[Stored items from a collection]
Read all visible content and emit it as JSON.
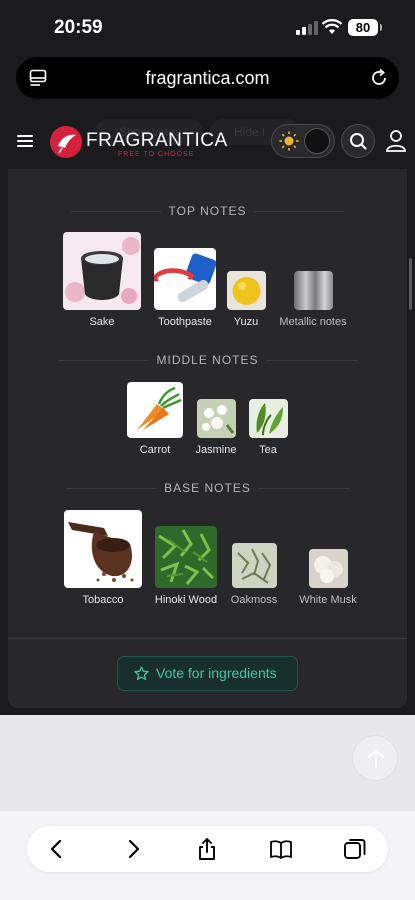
{
  "status_bar": {
    "time": "20:59",
    "battery": "80"
  },
  "browser": {
    "url": "fragrantica.com"
  },
  "site_header": {
    "brand": "FRAGRANTICA",
    "tagline": "FREE TO CHOOSE",
    "show_votes": "Show votes",
    "hide_label": "Hide l"
  },
  "notes": {
    "top_title": "TOP NOTES",
    "top": [
      {
        "label": "Sake",
        "icon": "sake-cup"
      },
      {
        "label": "Toothpaste",
        "icon": "toothpaste"
      },
      {
        "label": "Yuzu",
        "icon": "yuzu"
      },
      {
        "label": "Metallic notes",
        "icon": "metal"
      }
    ],
    "middle_title": "MIDDLE NOTES",
    "middle": [
      {
        "label": "Carrot",
        "icon": "carrot"
      },
      {
        "label": "Jasmine",
        "icon": "jasmine"
      },
      {
        "label": "Tea",
        "icon": "tea-leaves"
      }
    ],
    "base_title": "BASE NOTES",
    "base": [
      {
        "label": "Tobacco",
        "icon": "tobacco-pipe"
      },
      {
        "label": "Hinoki Wood",
        "icon": "hinoki"
      },
      {
        "label": "Oakmoss",
        "icon": "oakmoss"
      },
      {
        "label": "White Musk",
        "icon": "white-musk"
      }
    ]
  },
  "vote_button": "Vote for ingredients",
  "colors": {
    "accent": "#45c3a6",
    "brand": "#d3213c",
    "card": "#28282b"
  }
}
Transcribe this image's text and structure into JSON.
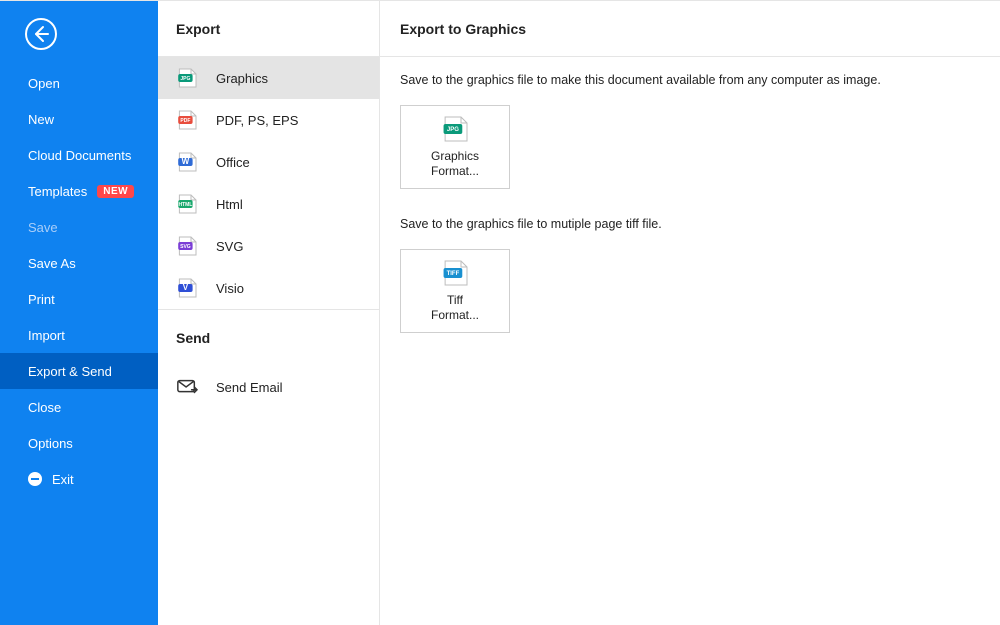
{
  "nav": {
    "items": [
      {
        "label": "Open"
      },
      {
        "label": "New"
      },
      {
        "label": "Cloud Documents"
      },
      {
        "label": "Templates",
        "badge": "NEW"
      },
      {
        "label": "Save",
        "disabled": true
      },
      {
        "label": "Save As"
      },
      {
        "label": "Print"
      },
      {
        "label": "Import"
      },
      {
        "label": "Export & Send",
        "active": true
      },
      {
        "label": "Close"
      },
      {
        "label": "Options"
      },
      {
        "label": "Exit",
        "exitIcon": true
      }
    ]
  },
  "middle": {
    "exportHeader": "Export",
    "exportItems": [
      {
        "label": "Graphics",
        "icon": "jpg",
        "selected": true
      },
      {
        "label": "PDF, PS, EPS",
        "icon": "pdf"
      },
      {
        "label": "Office",
        "icon": "word"
      },
      {
        "label": "Html",
        "icon": "html"
      },
      {
        "label": "SVG",
        "icon": "svg"
      },
      {
        "label": "Visio",
        "icon": "visio"
      }
    ],
    "sendHeader": "Send",
    "sendItems": [
      {
        "label": "Send Email",
        "icon": "email"
      }
    ]
  },
  "main": {
    "title": "Export to Graphics",
    "sections": [
      {
        "desc": "Save to the graphics file to make this document available from any computer as image.",
        "card": {
          "label": "Graphics Format...",
          "icon": "jpg"
        }
      },
      {
        "desc": "Save to the graphics file to mutiple page tiff file.",
        "card": {
          "label": "Tiff Format...",
          "icon": "tiff"
        }
      }
    ]
  },
  "icons": {
    "jpg": {
      "bg": "#0a9a7a",
      "text": "JPG"
    },
    "pdf": {
      "bg": "#e84d3d",
      "text": "PDF"
    },
    "word": {
      "bg": "#2f6bd6",
      "text": "W"
    },
    "html": {
      "bg": "#1aa86d",
      "text": "HTML"
    },
    "svg": {
      "bg": "#7b3ed6",
      "text": "SVG"
    },
    "visio": {
      "bg": "#2f4fd6",
      "text": "V"
    },
    "tiff": {
      "bg": "#1990d0",
      "text": "TIFF"
    }
  }
}
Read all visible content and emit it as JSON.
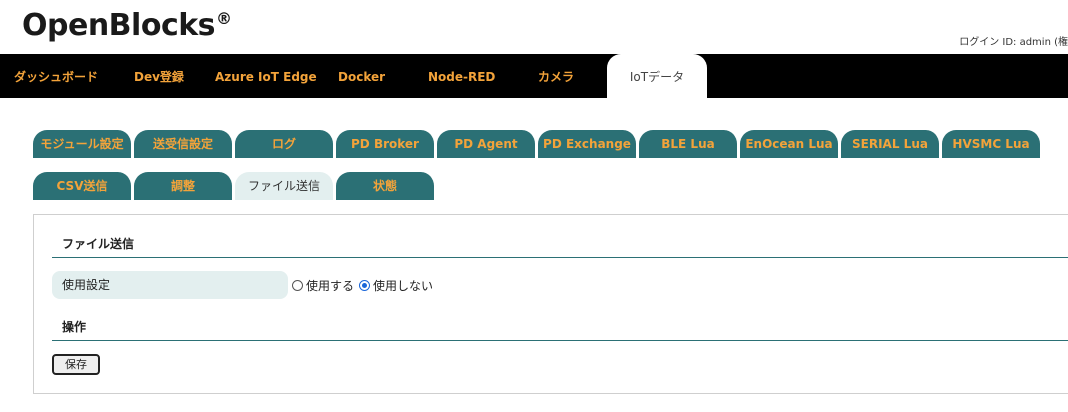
{
  "header": {
    "logo": "OpenBlocks",
    "logo_mark": "®",
    "login": "ログイン ID: admin (権"
  },
  "nav": {
    "items": [
      {
        "label": "ダッシュボード"
      },
      {
        "label": "Dev登録"
      },
      {
        "label": "Azure IoT Edge"
      },
      {
        "label": "Docker"
      },
      {
        "label": "Node-RED"
      },
      {
        "label": "カメラ"
      },
      {
        "label": "IoTデータ"
      }
    ],
    "active": "IoTデータ"
  },
  "tabs": {
    "row1": [
      "モジュール設定",
      "送受信設定",
      "ログ",
      "PD Broker",
      "PD Agent",
      "PD Exchange",
      "BLE Lua",
      "EnOcean Lua",
      "SERIAL Lua",
      "HVSMC Lua"
    ],
    "row2": [
      "CSV送信",
      "調整",
      "ファイル送信",
      "状態"
    ],
    "active": "ファイル送信"
  },
  "panel": {
    "section_title": "ファイル送信",
    "usage_label": "使用設定",
    "option_use": "使用する",
    "option_nouse": "使用しない",
    "selected": "使用しない",
    "ops_title": "操作",
    "save_label": "保存"
  },
  "colors": {
    "nav_bg": "#000000",
    "nav_text": "#f3a33a",
    "tab_bg": "#2b7075",
    "tab_active_bg": "#e3efef",
    "radio_selected": "#1a66d9"
  }
}
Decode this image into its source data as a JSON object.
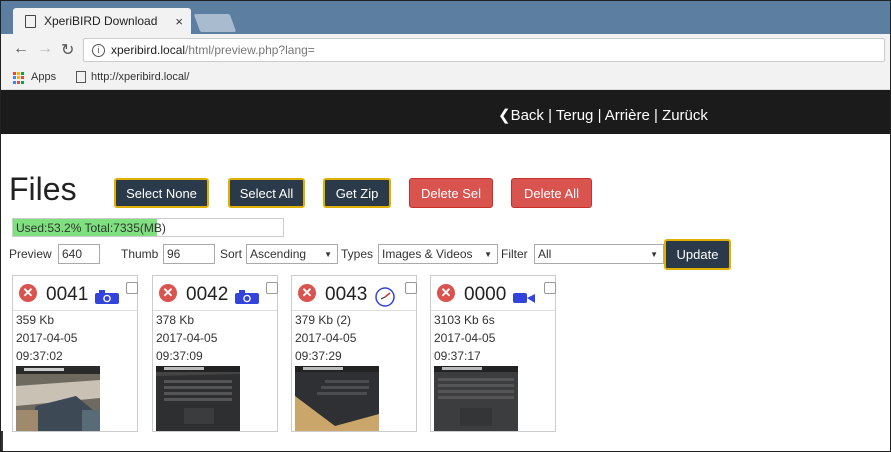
{
  "browser": {
    "tab_title": "XperiBIRD Download",
    "tab_close": "×",
    "url_host": "xperibird.local",
    "url_path": "/html/preview.php?lang=",
    "bookmarks": {
      "apps": "Apps",
      "link": "http://xperibird.local/"
    }
  },
  "header": {
    "back_link": "❮Back | Terug | Arrière | Zurück"
  },
  "page": {
    "title": "Files",
    "buttons": {
      "select_none": "Select None",
      "select_all": "Select All",
      "get_zip": "Get Zip",
      "delete_sel": "Delete Sel",
      "delete_all": "Delete All",
      "update": "Update"
    },
    "usage": {
      "text": "Used:53.2% Total:7335(MB)",
      "used_fraction": 0.532
    },
    "controls": {
      "preview_label": "Preview",
      "preview_value": "640",
      "thumb_label": "Thumb",
      "thumb_value": "96",
      "sort_label": "Sort",
      "sort_value": "Ascending",
      "types_label": "Types",
      "types_value": "Images & Videos",
      "filter_label": "Filter",
      "filter_value": "All"
    }
  },
  "files": [
    {
      "number": "0041",
      "kind": "camera-icon",
      "size": "359 Kb",
      "date": "2017-04-05",
      "time": "09:37:02"
    },
    {
      "number": "0042",
      "kind": "camera-icon",
      "size": "378 Kb",
      "date": "2017-04-05",
      "time": "09:37:09"
    },
    {
      "number": "0043",
      "kind": "timelapse-icon",
      "size": "379 Kb (2)",
      "date": "2017-04-05",
      "time": "09:37:29"
    },
    {
      "number": "0000",
      "kind": "video-camera-icon",
      "size": "3103 Kb 6s",
      "date": "2017-04-05",
      "time": "09:37:17"
    }
  ],
  "colors": {
    "accent_border": "#e0b000",
    "dark_button": "#2b3a4a",
    "danger": "#d9534f",
    "icon_blue": "#3344dd"
  }
}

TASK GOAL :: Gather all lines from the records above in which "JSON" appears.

RESPONSE BOX ::
Read all visible content and emit it as JSON.
Transcribe this image's text and structure into JSON.
Read all visible content and emit it as JSON.
Decode this image into its source data as a JSON object.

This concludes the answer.